Staff felt supported and received regular training. They had obtained or were working towards obtaining a nationally recognised qualification in care. They were knowledgeable about their roles and responsibilities and had the skills, knowledge and experience required to support people with their care and support needs.

Accidents and incidents were recorded appropriately and steps taken to minimise the risk of similar events happening in the future. Risks associated with the environment and equipment had been identified and managed and emergency procedures were in place in the event of fire.

The provider had quality assurance and monitoring systems in place to measure and monitor the standard of the service. Areas identified as in need of improvement had been detailed in an action plan with planned dates for completion.

We found one area where the provider was not meeting the requirements of the law. You can see what action we have told the provider to take in the back of the full version of this report.

4 November 2013

During a routine inspection

Westall house can accommodate up to twenty one older people. At the time of our visit we were informed that were 20 people living at the home.

We looked round the home which was clean and free of unpleasant odours. The rooms were on the ground and first floor and where single occupancy. All of the rooms offered ensuite facilities, with nineteen of the rooms with showers which had special adaptations. The rooms were personalised with individual own furnishings, photographs, TV's and pictures. All the door ways and corridors were wide enough for wheel chair access and there was a lift so people could access the first and ground floors which enabled people to move around independently.

During our visit we spoke with four people who used the service, and a visitor. We also spoke with five staff including the registered manager. We spent time observing how staff interacted and supported people. We saw staff treat people in a sensitive, respectful and professional manner.

All the people we saw looked happy and individuals we spoke with told us they liked being at Westall House. One person told us that they were 'very happy here' and that the 'staff couldn't do enough'. Another individual told us that they 'thought the home was excellent' and that 'everybody was lovely'. One of the relative's we spoke with told us that their relative 'was very happy and I am happy she is here'.

16 January 2013

During a routine inspection

We spoke with three people who lived at Westall House and one relative. People spoke highly of the service and were satisfied with the care they received. People described the staff as "Very accommodating," "Very nice" and "Exceptional." They said they felt safe and respected by staff. One person said, "We are utterly spoiled!"

We found that people were treated with dignity and respect. Staff supported people to make choices about their care and daily activities. People were encouraged to engage in stimulating activities of their choice.

People's care and treatment was planned and delivered in line with their individual needs and preferences. We found that people were involved in developing their care plans. Care plans were reviewed regularly with people to ensure their needs were being met. A daily record of care was maintained to document how care and support was delivered and to monitor any changes. Staff told us they felt care plans were robust and helped them to understand people.
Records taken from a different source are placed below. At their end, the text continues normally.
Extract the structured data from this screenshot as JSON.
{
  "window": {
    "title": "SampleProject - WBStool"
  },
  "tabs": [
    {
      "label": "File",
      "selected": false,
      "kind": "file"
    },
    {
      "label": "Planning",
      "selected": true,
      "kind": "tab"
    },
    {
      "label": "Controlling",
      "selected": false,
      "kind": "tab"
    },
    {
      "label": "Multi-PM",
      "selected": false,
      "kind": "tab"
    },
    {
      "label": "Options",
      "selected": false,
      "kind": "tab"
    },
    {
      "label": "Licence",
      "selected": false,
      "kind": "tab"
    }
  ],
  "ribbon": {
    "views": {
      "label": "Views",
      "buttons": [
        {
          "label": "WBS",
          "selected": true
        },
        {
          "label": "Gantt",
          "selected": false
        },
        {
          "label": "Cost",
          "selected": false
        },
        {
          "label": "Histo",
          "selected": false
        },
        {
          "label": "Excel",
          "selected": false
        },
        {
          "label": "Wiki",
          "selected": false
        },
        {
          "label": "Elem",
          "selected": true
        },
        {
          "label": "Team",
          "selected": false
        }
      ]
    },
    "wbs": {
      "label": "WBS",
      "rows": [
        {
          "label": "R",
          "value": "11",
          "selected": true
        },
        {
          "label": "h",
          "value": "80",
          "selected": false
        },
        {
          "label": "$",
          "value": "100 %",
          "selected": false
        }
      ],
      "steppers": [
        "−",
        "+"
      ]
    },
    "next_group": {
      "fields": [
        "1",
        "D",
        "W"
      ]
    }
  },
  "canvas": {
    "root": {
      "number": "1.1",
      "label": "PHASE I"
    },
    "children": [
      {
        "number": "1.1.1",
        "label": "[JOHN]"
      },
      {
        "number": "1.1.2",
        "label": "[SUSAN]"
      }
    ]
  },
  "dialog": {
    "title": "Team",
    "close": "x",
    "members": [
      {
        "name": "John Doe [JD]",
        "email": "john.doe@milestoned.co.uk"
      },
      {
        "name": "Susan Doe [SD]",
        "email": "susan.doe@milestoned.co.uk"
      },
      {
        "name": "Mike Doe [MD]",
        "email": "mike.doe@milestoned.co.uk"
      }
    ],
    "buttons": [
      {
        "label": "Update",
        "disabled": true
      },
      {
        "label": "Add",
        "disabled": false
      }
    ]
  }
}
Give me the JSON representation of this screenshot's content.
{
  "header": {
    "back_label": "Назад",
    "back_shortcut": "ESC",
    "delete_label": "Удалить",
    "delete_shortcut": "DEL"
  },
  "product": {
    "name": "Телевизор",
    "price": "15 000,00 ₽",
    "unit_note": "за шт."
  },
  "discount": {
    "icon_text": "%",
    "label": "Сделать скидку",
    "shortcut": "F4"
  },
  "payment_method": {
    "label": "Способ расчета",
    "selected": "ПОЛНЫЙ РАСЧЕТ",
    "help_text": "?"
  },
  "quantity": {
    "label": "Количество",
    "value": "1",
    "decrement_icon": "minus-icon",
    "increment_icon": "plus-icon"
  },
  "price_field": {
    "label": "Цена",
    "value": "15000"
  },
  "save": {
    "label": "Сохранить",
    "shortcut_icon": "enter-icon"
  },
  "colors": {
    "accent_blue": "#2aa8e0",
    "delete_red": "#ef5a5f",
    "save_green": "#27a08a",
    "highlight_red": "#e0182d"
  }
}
People told us they felt safe living at Westall House. People felt comfortable to raise concerns and were confident that any comments would be investigated. Staff were trained to understanding safeguarding and how to keep people safe.

We found that staff received appropriate training and supervision which enable them to carry out their work in a safe and effective way. Staff told us they felt supported.

Records were maintained and stored securely.